<networking> (FQDN) The full name of a system, consisting of its local hostname and its domain name, including a top-level domain (tld). For example, "venera" is a hostname and "venera.isi.edu" is an FQDN. An FQDN should be sufficient to determine a unique Internet address for any host on the Internet. This process, called "name resolution", uses the Domain Name System (DNS).
With the explosion of interest in the Internet following the advent of the web, domain names (especially the most significant two components, e.g. "sun.com", and especially in the ".com" tld) have become a valuable part of many companies' "brand". The allocation of these, overseen by ICANN, has therefore become highly political and is performed by a number of different registrars. There are different registries for the different tlds.
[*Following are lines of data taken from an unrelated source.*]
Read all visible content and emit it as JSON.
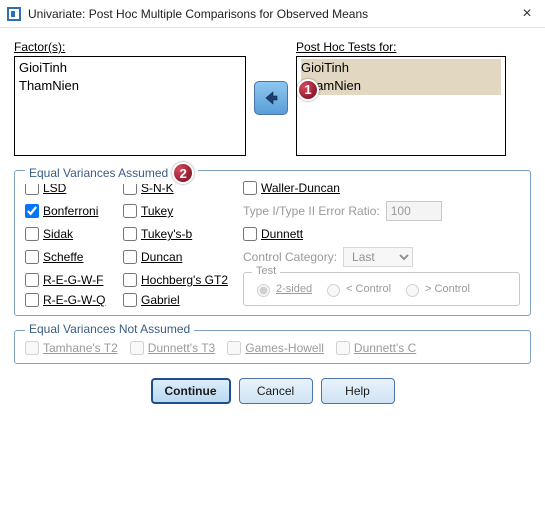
{
  "window": {
    "title": "Univariate: Post Hoc Multiple Comparisons for Observed Means"
  },
  "labels": {
    "factors": "Factor(s):",
    "posthoc_for": "Post Hoc Tests for:"
  },
  "factors_list": {
    "i0": "GioiTinh",
    "i1": "ThamNien"
  },
  "posthoc_list": {
    "i0": "GioiTinh",
    "i1": "ThamNien"
  },
  "badges": {
    "b1": "1",
    "b2": "2"
  },
  "equal_assumed": {
    "legend": "Equal Variances Assumed",
    "lsd": "LSD",
    "snk": "S-N-K",
    "waller": "Waller-Duncan",
    "bonferroni": "Bonferroni",
    "tukey": "Tukey",
    "ratio_label": "Type I/Type II Error Ratio:",
    "ratio_value": "100",
    "sidak": "Sidak",
    "tukeysb": "Tukey's-b",
    "dunnett": "Dunnett",
    "scheffe": "Scheffe",
    "duncan": "Duncan",
    "control_cat": "Control Category:",
    "control_value": "Last",
    "regwf": "R-E-G-W-F",
    "hochberg": "Hochberg's GT2",
    "regwq": "R-E-G-W-Q",
    "gabriel": "Gabriel",
    "test_legend": "Test",
    "twosided": "2-sided",
    "ltcontrol": "< Control",
    "gtcontrol": "> Control"
  },
  "not_assumed": {
    "legend": "Equal Variances Not Assumed",
    "tamhane": "Tamhane's T2",
    "dunnett_t3": "Dunnett's T3",
    "games": "Games-Howell",
    "dunnett_c": "Dunnett's C"
  },
  "buttons": {
    "continue": "Continue",
    "cancel": "Cancel",
    "help": "Help"
  }
}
A final dot on the end of a FQDN can be used to tell the DNS that the name is fully qualified and so needs no extra suffixes added, but it is not required.